DegreeMinor in Art
Learn MoreDepartment of Arts Website
The Department of Arts develops intellectual curiosity and critical thinking skills through an active hands-on curriculum. While imparting foundational expressive skills, the program encourages students to expand their conceptual and perceptual capabilities and make connections between their personal experience and art, science, social science, and the environment.
A student with a major in another department may minor in Art with the permission of the Department of Arts Chair This minor provides an in-depth introduction to studio art in both traditional and contemporary practice. Eighteen credit hours as listed are required
|ART 100 - Drawing I||3|
|ART 101 - Watercolor||3|
|ART 104 - Painting OR||3|
|ART 106 - Two-Dimensional Design|
|ART 110 - Ceramics OR||3|
|ART 113 - 3D Fundamentals|
|One Studio Elective||3|
|One 200 Level Studio Elective||3|
|Any ARH Art History Course||3|
Academic and Technical Standards
No course grade below C (2.0) in a content area will be accepted towards degree completion. If a grade below C is attained in a required arts course, that course must be retaken until at least a C is received for degree credit.
Student Learning Outcomes for the Art Minor.
The art minor introduces students to the understanding of materials, processes and their application. Students learn to think both concretely and intuitively through hands on experiences. Instructors provide historical and contemporary models to convey these concepts. Learning through the visual arts allows students to acquire a variety of separate but interrelated concepts and skills:
The following seven categories list the outcomes for students enrolled in the art minor. These categories are listed separately but are interrelated concepts and skills. Correlations to CAS core values/methodologies are listed under each heading in italics.
1. CREATIVE/COMPOSITIONAL METHODS- Graphic and Symbolic Communication-Artistic Expression.
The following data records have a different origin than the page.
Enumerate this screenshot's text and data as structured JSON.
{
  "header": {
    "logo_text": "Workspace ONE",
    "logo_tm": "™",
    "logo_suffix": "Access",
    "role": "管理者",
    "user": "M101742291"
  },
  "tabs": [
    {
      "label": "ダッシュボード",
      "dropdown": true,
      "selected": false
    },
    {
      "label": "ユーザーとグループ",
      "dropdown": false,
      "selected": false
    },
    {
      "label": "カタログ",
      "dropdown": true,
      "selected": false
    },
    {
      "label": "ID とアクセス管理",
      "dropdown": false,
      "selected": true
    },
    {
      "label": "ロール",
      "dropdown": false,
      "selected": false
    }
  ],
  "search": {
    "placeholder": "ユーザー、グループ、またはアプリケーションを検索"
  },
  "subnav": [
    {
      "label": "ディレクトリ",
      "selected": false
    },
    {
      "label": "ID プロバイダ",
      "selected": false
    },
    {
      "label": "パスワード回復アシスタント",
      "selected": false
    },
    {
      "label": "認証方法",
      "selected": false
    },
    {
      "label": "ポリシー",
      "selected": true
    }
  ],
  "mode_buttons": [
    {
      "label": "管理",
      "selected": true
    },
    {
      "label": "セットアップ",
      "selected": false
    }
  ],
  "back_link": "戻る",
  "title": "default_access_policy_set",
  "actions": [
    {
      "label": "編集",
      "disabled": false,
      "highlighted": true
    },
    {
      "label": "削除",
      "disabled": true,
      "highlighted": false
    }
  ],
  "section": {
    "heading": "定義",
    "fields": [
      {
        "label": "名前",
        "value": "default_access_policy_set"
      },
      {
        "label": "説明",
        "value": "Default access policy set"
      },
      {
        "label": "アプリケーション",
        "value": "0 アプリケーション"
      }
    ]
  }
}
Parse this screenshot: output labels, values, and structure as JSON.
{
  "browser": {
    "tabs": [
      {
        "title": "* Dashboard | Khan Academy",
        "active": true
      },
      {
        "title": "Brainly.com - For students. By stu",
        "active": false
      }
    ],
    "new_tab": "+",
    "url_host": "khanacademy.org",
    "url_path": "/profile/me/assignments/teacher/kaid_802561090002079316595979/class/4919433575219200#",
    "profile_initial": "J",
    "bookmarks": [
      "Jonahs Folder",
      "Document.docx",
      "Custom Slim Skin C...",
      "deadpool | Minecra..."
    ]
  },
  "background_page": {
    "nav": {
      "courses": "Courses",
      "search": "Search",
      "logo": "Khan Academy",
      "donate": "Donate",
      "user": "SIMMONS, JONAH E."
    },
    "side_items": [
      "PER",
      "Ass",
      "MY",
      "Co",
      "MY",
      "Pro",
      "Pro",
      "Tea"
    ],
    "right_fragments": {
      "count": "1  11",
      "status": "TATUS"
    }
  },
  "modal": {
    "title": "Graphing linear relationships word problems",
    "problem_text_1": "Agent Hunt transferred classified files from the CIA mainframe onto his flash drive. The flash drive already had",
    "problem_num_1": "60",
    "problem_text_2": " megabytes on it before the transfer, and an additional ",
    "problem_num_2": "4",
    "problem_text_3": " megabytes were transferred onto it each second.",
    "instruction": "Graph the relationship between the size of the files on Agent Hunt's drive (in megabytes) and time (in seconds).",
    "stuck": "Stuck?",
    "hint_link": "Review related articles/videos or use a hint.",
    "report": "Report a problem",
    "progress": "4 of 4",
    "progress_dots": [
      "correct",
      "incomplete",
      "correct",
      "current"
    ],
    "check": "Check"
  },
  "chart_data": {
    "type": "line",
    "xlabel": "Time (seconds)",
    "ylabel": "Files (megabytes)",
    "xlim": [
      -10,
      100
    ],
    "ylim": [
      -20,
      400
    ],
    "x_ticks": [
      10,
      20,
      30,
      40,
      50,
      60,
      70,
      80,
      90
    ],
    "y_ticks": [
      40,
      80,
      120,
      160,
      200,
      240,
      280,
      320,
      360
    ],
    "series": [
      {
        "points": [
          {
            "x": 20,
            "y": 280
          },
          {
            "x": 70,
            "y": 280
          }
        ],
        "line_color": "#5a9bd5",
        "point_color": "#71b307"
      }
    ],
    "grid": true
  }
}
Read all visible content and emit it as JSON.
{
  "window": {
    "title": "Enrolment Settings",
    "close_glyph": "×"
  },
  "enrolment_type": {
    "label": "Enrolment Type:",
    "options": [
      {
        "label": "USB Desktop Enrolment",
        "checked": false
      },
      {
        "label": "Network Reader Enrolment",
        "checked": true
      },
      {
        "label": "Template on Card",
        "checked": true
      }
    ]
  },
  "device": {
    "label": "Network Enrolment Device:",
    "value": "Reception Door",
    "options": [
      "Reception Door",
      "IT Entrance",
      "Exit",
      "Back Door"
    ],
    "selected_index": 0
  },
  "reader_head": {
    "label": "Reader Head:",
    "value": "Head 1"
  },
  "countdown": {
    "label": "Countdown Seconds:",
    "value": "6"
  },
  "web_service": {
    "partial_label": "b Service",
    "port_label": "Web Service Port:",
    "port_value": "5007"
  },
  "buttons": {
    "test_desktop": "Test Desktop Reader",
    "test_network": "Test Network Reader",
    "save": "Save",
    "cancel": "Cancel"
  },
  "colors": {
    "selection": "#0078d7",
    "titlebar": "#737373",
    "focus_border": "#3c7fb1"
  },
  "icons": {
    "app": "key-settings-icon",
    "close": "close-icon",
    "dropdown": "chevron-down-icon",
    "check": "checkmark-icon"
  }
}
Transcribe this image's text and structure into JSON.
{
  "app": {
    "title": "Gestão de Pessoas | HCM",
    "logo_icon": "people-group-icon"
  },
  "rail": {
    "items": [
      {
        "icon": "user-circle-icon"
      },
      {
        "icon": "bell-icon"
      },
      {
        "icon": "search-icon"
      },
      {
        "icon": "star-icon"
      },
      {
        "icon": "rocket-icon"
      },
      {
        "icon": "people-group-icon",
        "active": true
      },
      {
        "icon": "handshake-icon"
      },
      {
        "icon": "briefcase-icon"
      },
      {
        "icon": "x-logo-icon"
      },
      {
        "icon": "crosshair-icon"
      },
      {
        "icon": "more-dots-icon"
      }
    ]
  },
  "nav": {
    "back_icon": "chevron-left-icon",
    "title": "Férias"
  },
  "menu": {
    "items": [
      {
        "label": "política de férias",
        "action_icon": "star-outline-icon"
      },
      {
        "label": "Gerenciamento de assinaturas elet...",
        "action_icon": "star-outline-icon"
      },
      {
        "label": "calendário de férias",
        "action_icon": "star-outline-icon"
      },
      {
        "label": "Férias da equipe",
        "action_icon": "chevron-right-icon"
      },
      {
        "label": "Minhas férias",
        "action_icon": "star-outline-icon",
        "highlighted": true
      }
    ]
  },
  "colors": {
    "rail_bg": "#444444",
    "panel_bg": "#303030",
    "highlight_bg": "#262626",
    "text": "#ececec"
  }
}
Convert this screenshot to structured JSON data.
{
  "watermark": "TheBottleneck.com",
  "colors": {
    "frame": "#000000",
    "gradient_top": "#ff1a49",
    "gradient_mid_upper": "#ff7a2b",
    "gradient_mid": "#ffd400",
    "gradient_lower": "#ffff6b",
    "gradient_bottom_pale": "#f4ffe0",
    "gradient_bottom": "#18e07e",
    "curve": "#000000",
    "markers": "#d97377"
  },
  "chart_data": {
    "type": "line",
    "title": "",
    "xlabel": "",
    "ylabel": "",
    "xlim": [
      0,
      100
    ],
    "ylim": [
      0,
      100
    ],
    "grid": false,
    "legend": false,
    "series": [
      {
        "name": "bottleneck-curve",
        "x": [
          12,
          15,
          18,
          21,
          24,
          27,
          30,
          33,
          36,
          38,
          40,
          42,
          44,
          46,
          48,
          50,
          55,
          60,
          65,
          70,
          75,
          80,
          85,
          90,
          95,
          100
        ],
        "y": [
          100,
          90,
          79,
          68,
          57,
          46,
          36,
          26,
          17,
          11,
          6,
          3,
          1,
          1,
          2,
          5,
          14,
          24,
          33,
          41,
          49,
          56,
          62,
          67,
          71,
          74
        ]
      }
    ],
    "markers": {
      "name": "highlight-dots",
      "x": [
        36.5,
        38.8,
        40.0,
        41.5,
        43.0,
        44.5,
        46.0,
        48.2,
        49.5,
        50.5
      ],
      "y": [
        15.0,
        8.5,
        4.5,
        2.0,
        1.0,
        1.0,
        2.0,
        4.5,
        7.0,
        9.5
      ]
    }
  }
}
Courses emphasize expressing creativity while learning the fundamentals of composition and design in creating works in the studio. Students will be able to demonstrate clear methods of composition and design.
2. CRAFTSMANSHIP- Directed and Engaged Learning, Artistic Expression
Students will be able to determine and demonstrate standards of craftsmanship.
3. CREATIVE PROCESS-Expand Expressive Capabilities, Experiential Learning.
Students will know and be able to demonstrate concrete methods and processes for research and the creation of work in the studio.
4. PERSONAL VOICE-Expressive Capabilities.
Students will develop work that has a distinct personal voice and utilizes their interests and experiences.
5. CRITICAL THINKING- Develop Skillful Thinking
Students will learn methods to critique and discuss works of art as well as be introduced to skills in writing about art.
6. ART HISTORICAL PLACEMENT- Acquire Knowledge (and Context)
Students will be introduced to historical and contemporary styles and strategies of expression and use some of this knowledge to create works of art.
7. INTERDISCIPLINARY STUDY- Connections to the Outside World-both Personal and Interpersonal.
Students will be encouraged to link their study of art with other disciplines and have the opportunity to create work that expresses their personal backgrounds and interests.
Courses completed at another accredited college can be transferred to this degree program. Transferred courses must be reasonably close in scope and content to the required courses offered at UNE in order to count as exact equivalents. Otherwise, they may transfer as general electives. All courses completed must be no older than five years. Other restrictions apply. See Undergraduate Admissions also.
TUITION AND FEES
Tuition and fees for subsequent years may vary. Other expenses include books and housing. For more information regarding tuition and fees, please consult the Financial Information section of this catalog.
Notice and Responsibilities Regarding this Catalog
This Catalog documents the academic programs, policies, and activities of the University of New England for the 2017-2018 academic year. The information contained herein is accurate as of date of publication April 28, 2017.
The University of New England reserves the right in its sole judgment to make changes of any nature in its programs, calendar, or academic schedule whenever it is deemed necessary or desirable, including changes in course content, the rescheduling of classes with or without extending the academic term, canceling of scheduled classes or other academic activities, in any such case giving such notice thereof as is reasonably practicable under the circumstances.
While each student may work closely with an academic advisor, he or she must retain individual responsibility for meeting requirements in this catalog and for being aware of any changes in provisions or requirements.